4Q2015 effective rent growth: +0.8% / 12-month change: +3.2%

Asking and effective rents both grew by 0.8% during the fourth quarter, marking the twenty-first consecutive quarter of asking and effective rent growth. These growth rates were slightly ahead of the growth rates from last quarter. On a year-over-year basis, both asking and effective rent growth slowed versus third quarter figures. However, this is more due to the weak rent growth that was observed during the third quarter of 2014 than any slowdown in rent. In eight of the last nine quarters, both asking and effective rent growth have been at least 0.7%. Annual growth rates in excess of 3% is still strong for a market with a vacancy rate greater than 16%. Nonetheless, these growth rates should accelerate as the market continues to tighten in the coming years.
Office Vacancy Rate Click on graph for larger image.
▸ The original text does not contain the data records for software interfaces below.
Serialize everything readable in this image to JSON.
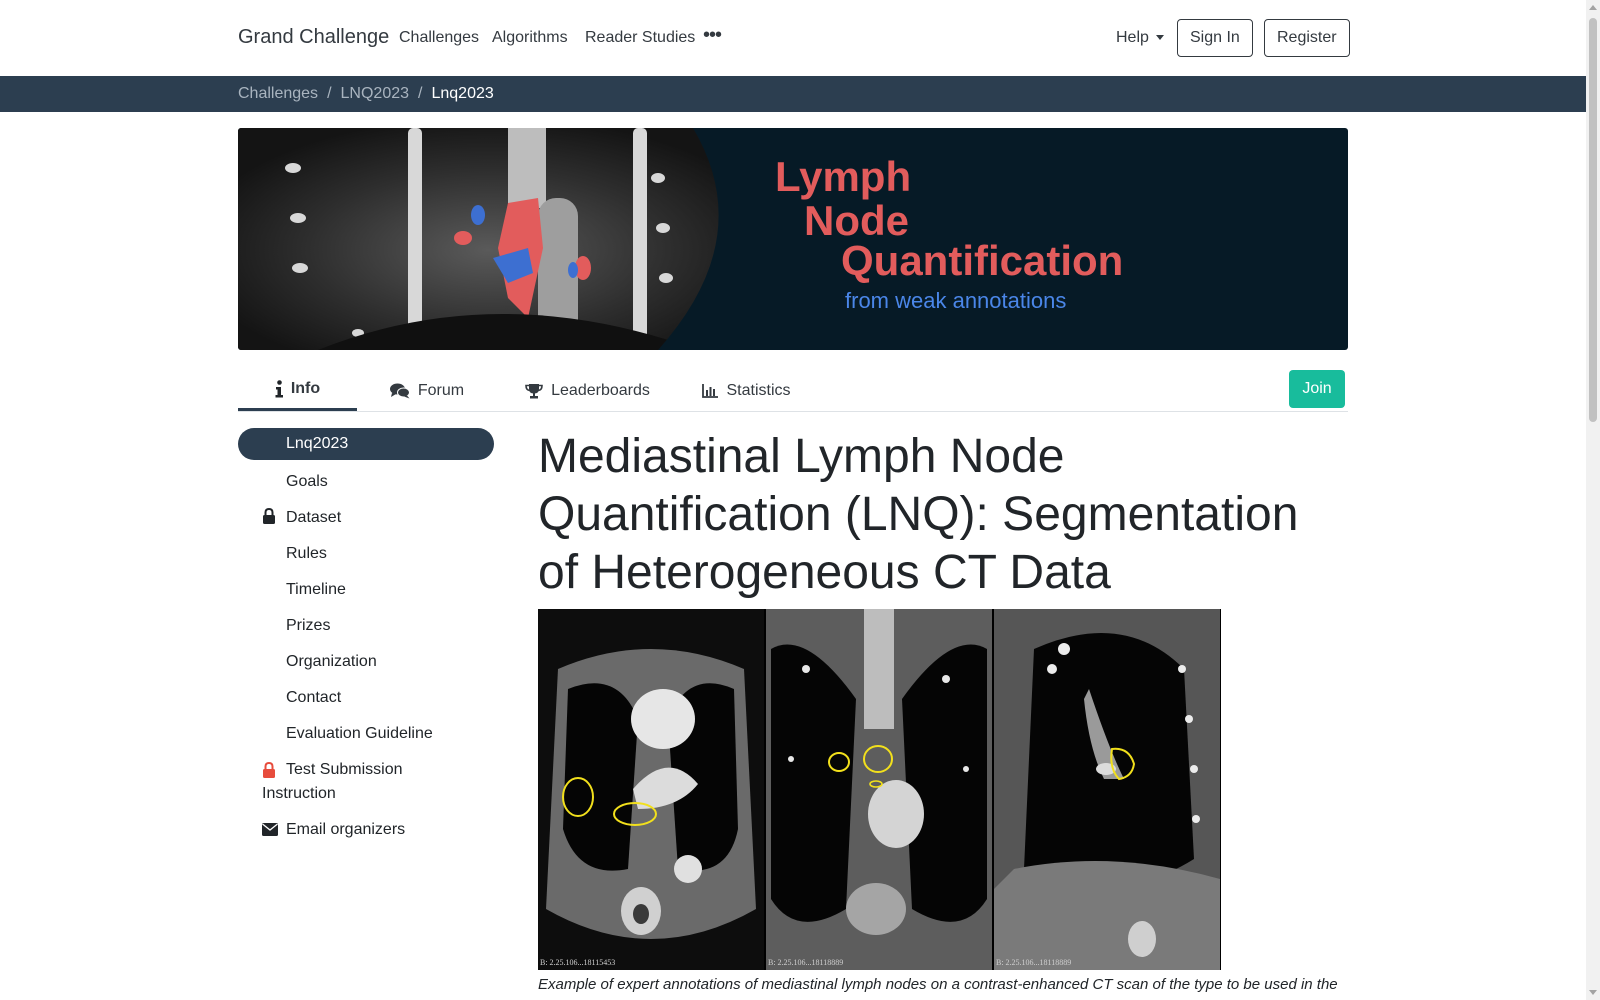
{
  "navbar": {
    "brand": "Grand Challenge",
    "links": [
      "Challenges",
      "Algorithms",
      "Reader Studies"
    ],
    "more": "•••",
    "help": "Help",
    "sign_in": "Sign In",
    "register": "Register"
  },
  "breadcrumb": {
    "items": [
      "Challenges",
      "LNQ2023",
      "Lnq2023"
    ],
    "separator": "/"
  },
  "banner": {
    "line1": "Lymph",
    "line2": "Node",
    "line3": "Quantification",
    "line4": "from weak annotations"
  },
  "tabs": {
    "info": "Info",
    "forum": "Forum",
    "leaderboards": "Leaderboards",
    "statistics": "Statistics",
    "join": "Join"
  },
  "sidebar": {
    "items": [
      {
        "label": "Lnq2023",
        "icon": "",
        "active": true
      },
      {
        "label": "Goals",
        "icon": ""
      },
      {
        "label": "Dataset",
        "icon": "lock-icon"
      },
      {
        "label": "Rules",
        "icon": ""
      },
      {
        "label": "Timeline",
        "icon": ""
      },
      {
        "label": "Prizes",
        "icon": ""
      },
      {
        "label": "Organization",
        "icon": ""
      },
      {
        "label": "Contact",
        "icon": ""
      },
      {
        "label": "Evaluation Guideline",
        "icon": ""
      },
      {
        "label": "Test Submission Instruction",
        "icon": "lock-icon-red"
      },
      {
        "label": "Email organizers",
        "icon": "envelope-icon"
      }
    ]
  },
  "main": {
    "title": "Mediastinal Lymph Node Quantification (LNQ): Segmentation of Heterogeneous CT Data",
    "figure_ids": [
      "B: 2.25.106...18115453",
      "B: 2.25.106...18118889",
      "B: 2.25.106...18118889"
    ],
    "caption": "Example of expert annotations of mediastinal lymph nodes on a contrast-enhanced CT scan of the type to be used in the"
  },
  "colors": {
    "dark": "#2c3e50",
    "accent": "#18bc9c",
    "banner_bg": "#061a26",
    "banner_red": "#e25c5c",
    "banner_blue": "#4a86e8"
  }
}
This graph shows the office vacancy rate starting in 1980 (prior to 1999 the data is annual).

Reis reported the vacancy rate was at 16.3% in Q4.

Office vacancy data courtesy of Reis.